First up, a note from Jennifer Greco about the shop:
Astoria Coins and Collectibles is a place where collectors meet each other whether during working hours or on Saturdays, to discuss coins of interest, the market trends, or just stop by to say “Hello”. The highlight of the store has always been the display cases, and whatever wall hangings we have on display at the moment, and the comradely conversations. Frank Greco believes that these displays are not only of interest to our devoted customers, but even travelers find interest in the museum-like experience of seeing a small bit of history hanging on our walls and in our cases. Our unique coin shop is an interesting visit for people of all ages.
Frank and Jennifer Greco have run Astoria Coins and Collectibles on 30th Avenue since 1975. It was a coin shop before then too. Jennifer’s family owned the building, and the store first opened when she was around eight years old. “I used to come in all the time with my Dad,” she says. “I grew to love the shop and the idea of collecting coins…I guess it is in my blood now.”
She was fifteen when she met Frank. They were both working at Key Food supermarket, at the time located not on 30th Ave as it is now but on 31st Street, between 21st Avenue and Ditmars. Frank left Key Food after the couple had their children, as he was working really long hours.
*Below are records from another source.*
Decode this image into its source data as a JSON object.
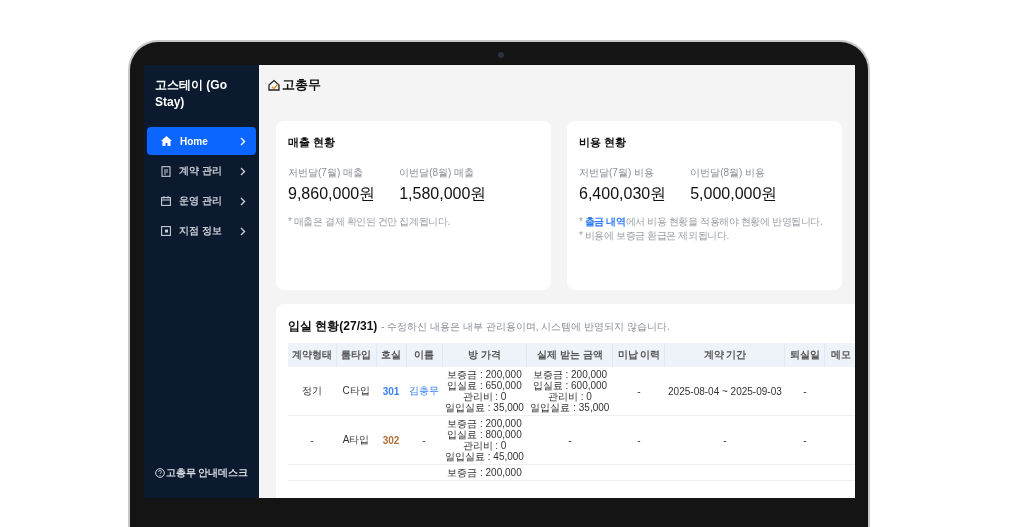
{
  "app": {
    "title": "고스테이 (Go Stay)"
  },
  "sidebar": {
    "items": [
      {
        "label": "Home",
        "selected": true
      },
      {
        "label": "계약 관리",
        "selected": false
      },
      {
        "label": "운영 관리",
        "selected": false
      },
      {
        "label": "지점 정보",
        "selected": false
      }
    ],
    "footer": "고총무 안내데스크"
  },
  "header": {
    "title": "고총무"
  },
  "cards": [
    {
      "title": "매출 현황",
      "stats": [
        {
          "label": "저번달(7월) 매출",
          "value": "9,860,000원"
        },
        {
          "label": "이번달(8월) 매출",
          "value": "1,580,000원"
        }
      ],
      "notes": [
        {
          "text": "* 매출은 결제 확인된 건만 집계됩니다."
        }
      ]
    },
    {
      "title": "비용 현황",
      "stats": [
        {
          "label": "저번달(7월) 비용",
          "value": "6,400,030원"
        },
        {
          "label": "이번달(8월) 비용",
          "value": "5,000,000원"
        }
      ],
      "notes": [
        {
          "prefix": "* ",
          "link": "출금 내역",
          "text": "에서 비용 현황을 적용해야 현황에 반영됩니다."
        },
        {
          "text": "* 비용에 보증금 환급은 제외됩니다."
        }
      ]
    }
  ],
  "occupancy": {
    "title": "입실 현황(27/31)",
    "note": "- 수정하신 내용은 내부 관리용이며, 시스템에 반영되지 않습니다.",
    "columns": [
      "계약형태",
      "룸타입",
      "호실",
      "이름",
      "방 가격",
      "실제 받는 금액",
      "미납 이력",
      "계약 기간",
      "퇴실일",
      "메모"
    ],
    "rows": [
      {
        "contract_type": "정기",
        "room_type": "C타입",
        "room": {
          "text": "301",
          "color": "#3b82f6"
        },
        "name": {
          "text": "김총무",
          "linked": true
        },
        "room_price": [
          "보증금 : 200,000",
          "입실료 : 650,000",
          "관리비 : 0",
          "일입실료 : 35,000"
        ],
        "actual_amount": [
          "보증금 : 200,000",
          "입실료 : 600,000",
          "관리비 : 0",
          "일입실료 : 35,000"
        ],
        "unpaid": "-",
        "period": "2025-08-04 ~ 2025-09-03",
        "checkout": "-"
      },
      {
        "contract_type": "-",
        "room_type": "A타입",
        "room": {
          "text": "302",
          "color": "#b0703a"
        },
        "name": {
          "text": "-",
          "linked": false
        },
        "room_price": [
          "보증금 : 200,000",
          "입실료 : 800,000",
          "관리비 : 0",
          "일입실료 : 45,000"
        ],
        "actual_amount": [
          "-"
        ],
        "unpaid": "-",
        "period": "-",
        "checkout": "-"
      },
      {
        "room_price": [
          "보증금 : 200,000"
        ]
      }
    ]
  }
}
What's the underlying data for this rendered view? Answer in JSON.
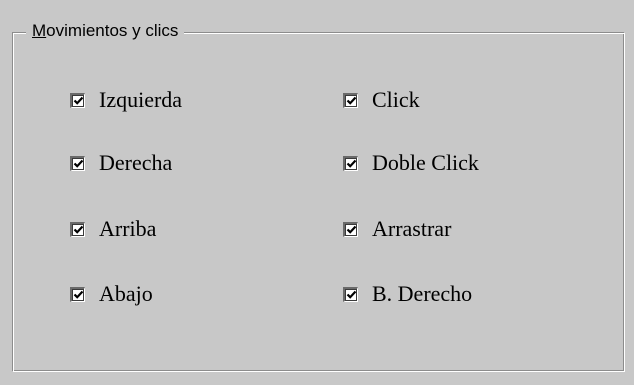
{
  "group": {
    "legend_first": "M",
    "legend_rest": "ovimientos y clics"
  },
  "left_column": [
    {
      "label": "Izquierda",
      "checked": true
    },
    {
      "label": "Derecha",
      "checked": true
    },
    {
      "label": "Arriba",
      "checked": true
    },
    {
      "label": "Abajo",
      "checked": true
    }
  ],
  "right_column": [
    {
      "label": "Click",
      "checked": true
    },
    {
      "label": "Doble Click",
      "checked": true
    },
    {
      "label": "Arrastrar",
      "checked": true
    },
    {
      "label": "B. Derecho",
      "checked": true
    }
  ],
  "colors": {
    "background": "#c8c8c8",
    "checkbox_fill": "#ffffff",
    "check_mark": "#000000"
  }
}
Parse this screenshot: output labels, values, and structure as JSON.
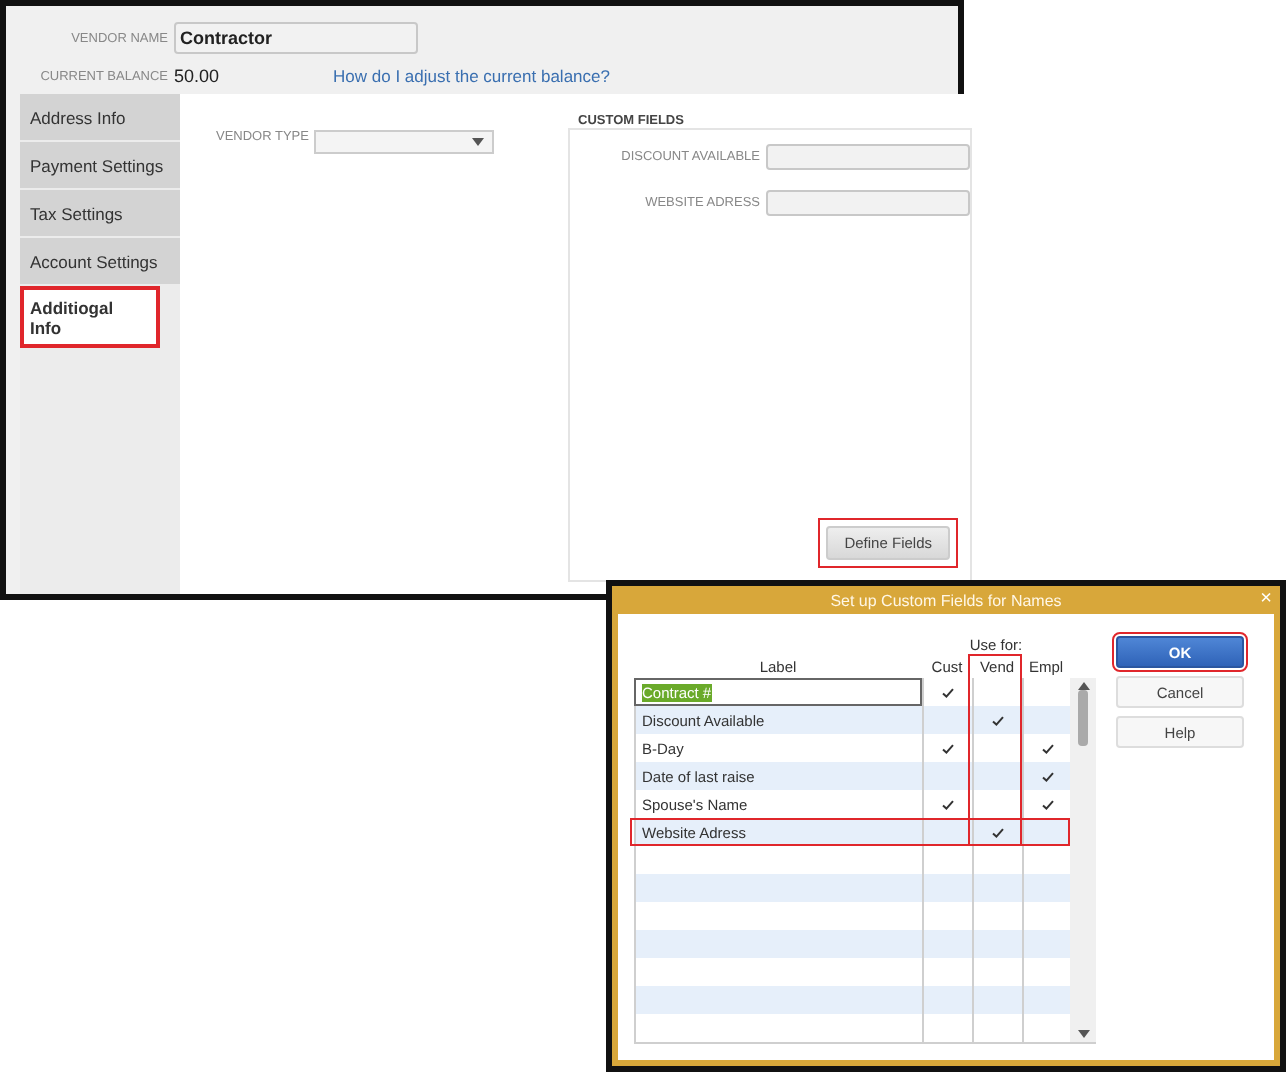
{
  "vendor_name": {
    "label": "VENDOR NAME",
    "value": "Contractor"
  },
  "current_balance": {
    "label": "CURRENT BALANCE",
    "value": "50.00"
  },
  "help_link": "How do I adjust the current balance?",
  "tabs": [
    {
      "label": "Address Info",
      "selected": false,
      "highlighted": false
    },
    {
      "label": "Payment Settings",
      "selected": false,
      "highlighted": false
    },
    {
      "label": "Tax Settings",
      "selected": false,
      "highlighted": false
    },
    {
      "label": "Account Settings",
      "selected": false,
      "highlighted": false
    },
    {
      "label": "Additiogal Info",
      "selected": true,
      "highlighted": true
    }
  ],
  "vendor_type": {
    "label": "VENDOR TYPE"
  },
  "custom_fields": {
    "title": "CUSTOM FIELDS",
    "fields": [
      {
        "label": "DISCOUNT AVAILABLE"
      },
      {
        "label": "WEBSITE ADRESS"
      }
    ],
    "button": {
      "label": "Define Fields",
      "highlighted": true
    }
  },
  "dialog": {
    "title": "Set up Custom Fields for Names",
    "close": "×",
    "group_header": "Use for:",
    "columns": [
      {
        "label": "Label",
        "highlighted": false
      },
      {
        "label": "Cust",
        "highlighted": false
      },
      {
        "label": "Vend",
        "highlighted": true
      },
      {
        "label": "Empl",
        "highlighted": false
      }
    ],
    "rows": [
      {
        "label": "Contract #",
        "selected": true,
        "highlighted": false,
        "use": [
          true,
          false,
          false
        ]
      },
      {
        "label": "Discount Available",
        "selected": false,
        "highlighted": false,
        "use": [
          false,
          true,
          false
        ]
      },
      {
        "label": "B-Day",
        "selected": false,
        "highlighted": false,
        "use": [
          true,
          false,
          true
        ]
      },
      {
        "label": "Date of last raise",
        "selected": false,
        "highlighted": false,
        "use": [
          false,
          false,
          true
        ]
      },
      {
        "label": "Spouse's Name",
        "selected": false,
        "highlighted": false,
        "use": [
          true,
          false,
          true
        ]
      },
      {
        "label": "Website Adress",
        "selected": false,
        "highlighted": true,
        "use": [
          false,
          true,
          false
        ]
      }
    ],
    "buttons": [
      {
        "label": "OK",
        "default": true,
        "highlighted": true
      },
      {
        "label": "Cancel",
        "default": false,
        "highlighted": false
      },
      {
        "label": "Help",
        "default": false,
        "highlighted": false
      }
    ]
  }
}
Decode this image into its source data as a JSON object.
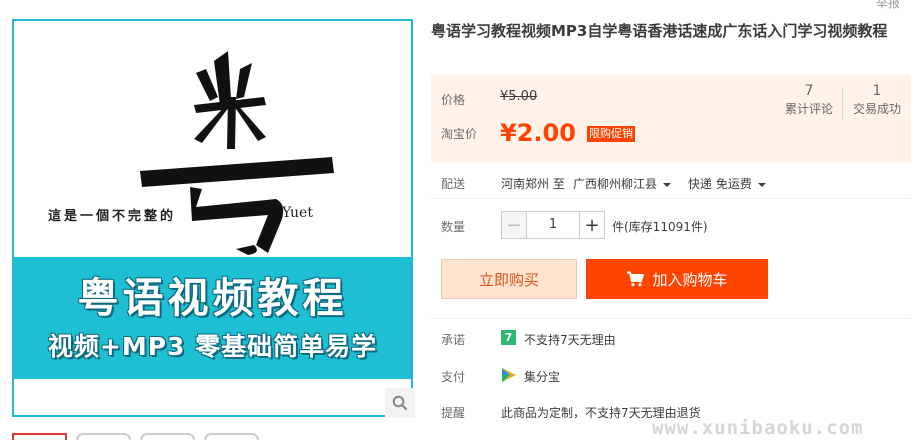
{
  "product": {
    "title": "粤语学习教程视频MP3自学粤语香港话速成广东话入门学习视频教程",
    "report_label": "举报",
    "image": {
      "big_character": "粤",
      "tagline_left": "這是一個不完整的",
      "tagline_right": "Yuet",
      "banner_title": "粤语视频教程",
      "banner_sub": "视频+MP3 零基础简单易学",
      "accent_color": "#22b8d1"
    }
  },
  "price": {
    "label": "价格",
    "original": "¥5.00",
    "taobao_label": "淘宝价",
    "promo": "¥2.00",
    "promo_tag": "限购促销",
    "accent_color": "#ff4400"
  },
  "stats": {
    "reviews_count": "7",
    "reviews_label": "累计评论",
    "deals_count": "1",
    "deals_label": "交易成功"
  },
  "shipping": {
    "label": "配送",
    "route": "河南郑州 至",
    "destination": "广西柳州柳江县",
    "method": "快递 免运费"
  },
  "quantity": {
    "label": "数量",
    "minus": "−",
    "value": "1",
    "plus": "+",
    "stock": "件(库存11091件)"
  },
  "actions": {
    "buy_now": "立即购买",
    "add_cart": "加入购物车"
  },
  "promise": {
    "label": "承诺",
    "badge": "7",
    "text": "不支持7天无理由"
  },
  "payment": {
    "label": "支付",
    "text": "集分宝"
  },
  "reminder": {
    "label": "提醒",
    "text": "此商品为定制，不支持7天无理由退货"
  },
  "watermark": "www.xunibaoku.com"
}
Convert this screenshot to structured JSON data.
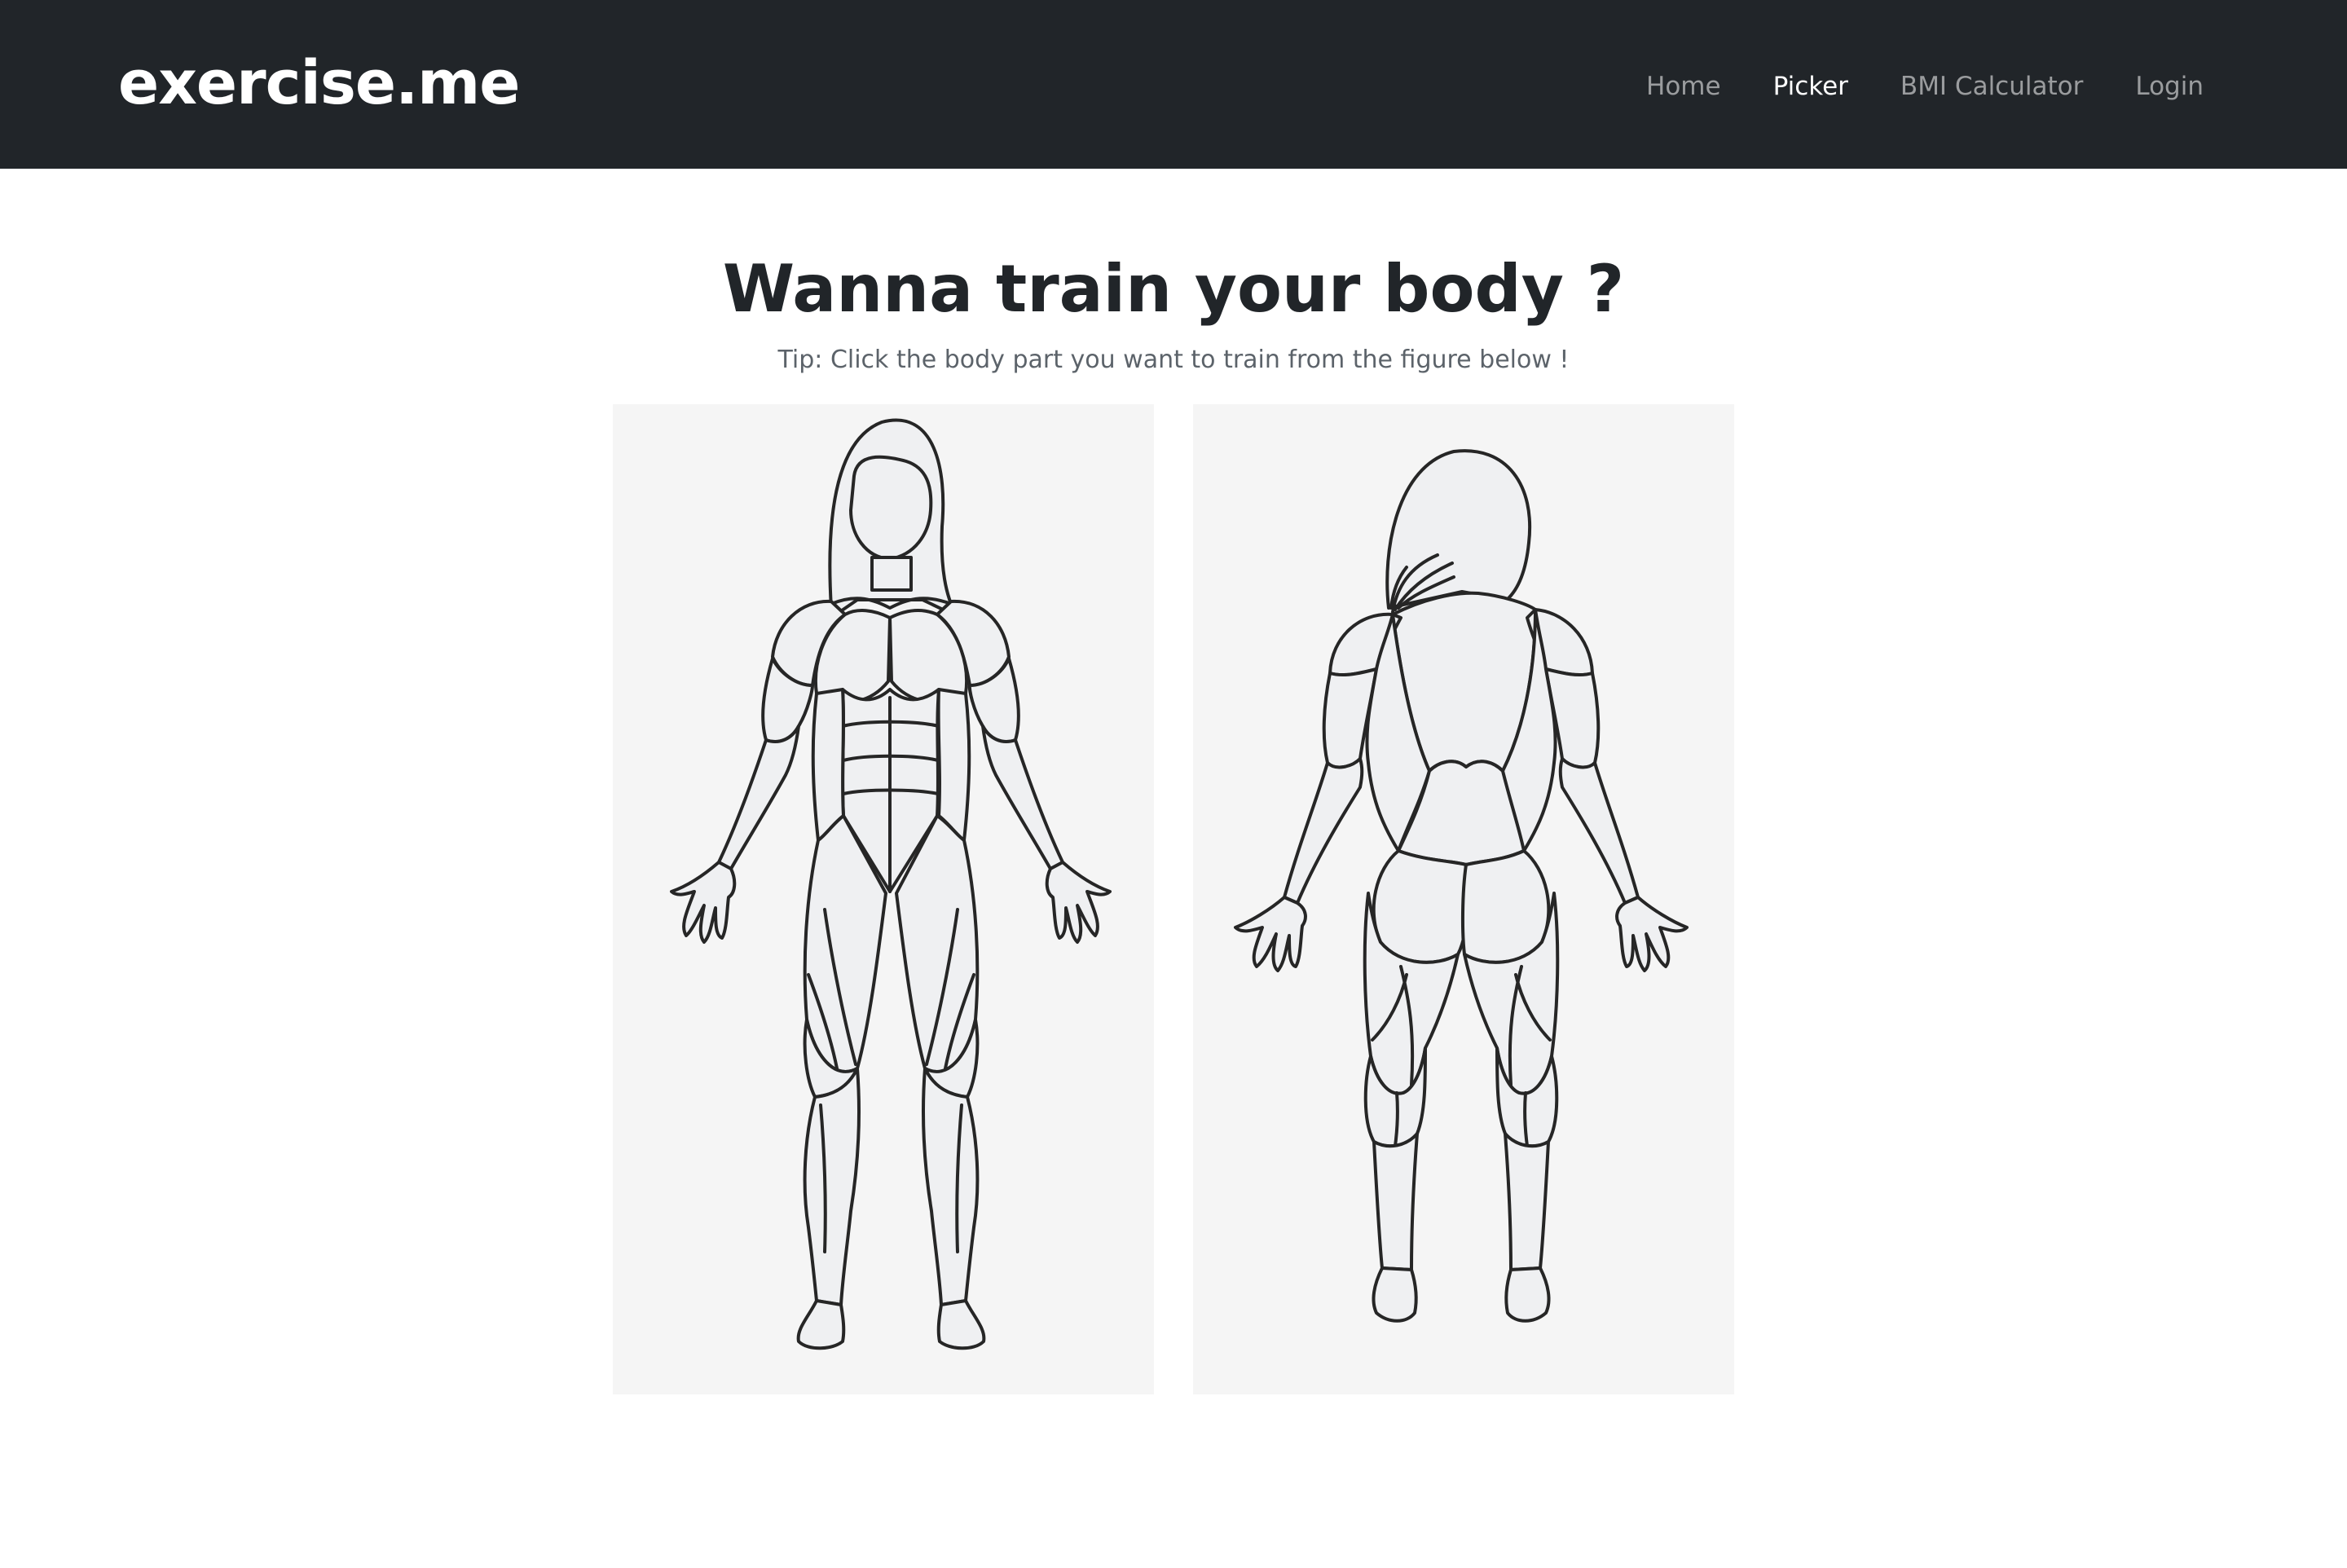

He got a job with Air Canada at JFK airport and began working in the coin shop as well on Saturdays. Then when he was laid off, he made the coin shop his full time vocation. Their two sons and daughter are now grown up: the middle son, Robert, works in the coin store too.
“It’s the whole thing,” Frank says, on why he is passionate about working with coins. “It’s a history lesson, really. For example you start thinking about the movies, and John Wayne when he used to go into a bar with a silver dollar and get a whole bottle and a meal, and maybe even a woman and still get change!”
The store focuses on US coins, but also sells coins from many other countries. Frank says that there used to be more coin shops, particularly in Manhattan. But given the increasing rents and rise of the internet there are far fewer now. He himself does a lot of business on the internet, while also sourcing coins from customers who bring them in, dealers who go from store to store, and shows.
The display cases that run the length of the store are crammed with clearly-labeled coins, each of which conveys a story. Recently among them were a coin commemorating Abraham Lincoln’s 1860 address at Cooper Union before he became President, and a more recent coin marking the diamond jubilee of Queen Elizabeth II in the UK.
The store also used to sell baseball cards and comic books, a hit with kids from the local boys club. They still provide a bright patchwork on the walls, along with cabinets of coins, hanging bills, and a superhero mural. But, Frank says, “It just got out of hand, got crazy. I’d be selling baseball cards for a dollar a piece and then all of a sudden they came out with the high-end cards for $10 a piece. Same thing with the comics. But kids don’t have ten dollars. So I just stopped it.”
The store provides an income tax service too. It predates the coin business, in that Jennifer’s father had a real estate office next door which also did income tax. Frank says: “At that time we would get the paper with the carbon copy in the middle and if you made a mistake you would rip it up and have to do another one. When I got started, all I remember is ‘Do it over! Do it over!”.
Astoria Coins and Collectibles is a place to hang out as much as a store. “My eldest son always says that we should turn on a video here, because of the people who come in and just talk,” Jennifer says. “Usually it starts about coins, about the economy, but then it becomes anything.”
A significant change they are seeing the neighborhood is the construction of new, expensive apartment buildings. “I see a yuppie generation coming in,” says Jennifer. “For the older generation – I can speak from my mom’s point of view because she was also born and raised in Astoria – she hates it. She says they’re killing Astoria, I guess killing the country feeling of it, that she had growing up around 18th Street.”
Frank adds: “I grew up in Long Island City, down by Vernon Boulevard and 40th, where the Pepsi plant was. When I grew up there it was just factories. Now it’s Manhattan just coming right over the river. And they’re going to do that along the waterfront here, too. It’s just a matter of time.”
He says that properties are being overpaid for. He cites the example of an apartment block on 21st Street where “they purchased five or six houses for $1.2 million. Most people who live there paid like $8-10,000 for their houses. If you get an offer for $1.2 million, you’re like ‘ok I’m out of here!’”
The coin store will no doubt though remain a community fixture for many years to come. Jennifer recently returned to work there after retiring from her work in education. “It’s invigorating,” she says. “Especially having been in a classroom, a school, where you know there’s a lot of action, I never realized what I was missing all those years!”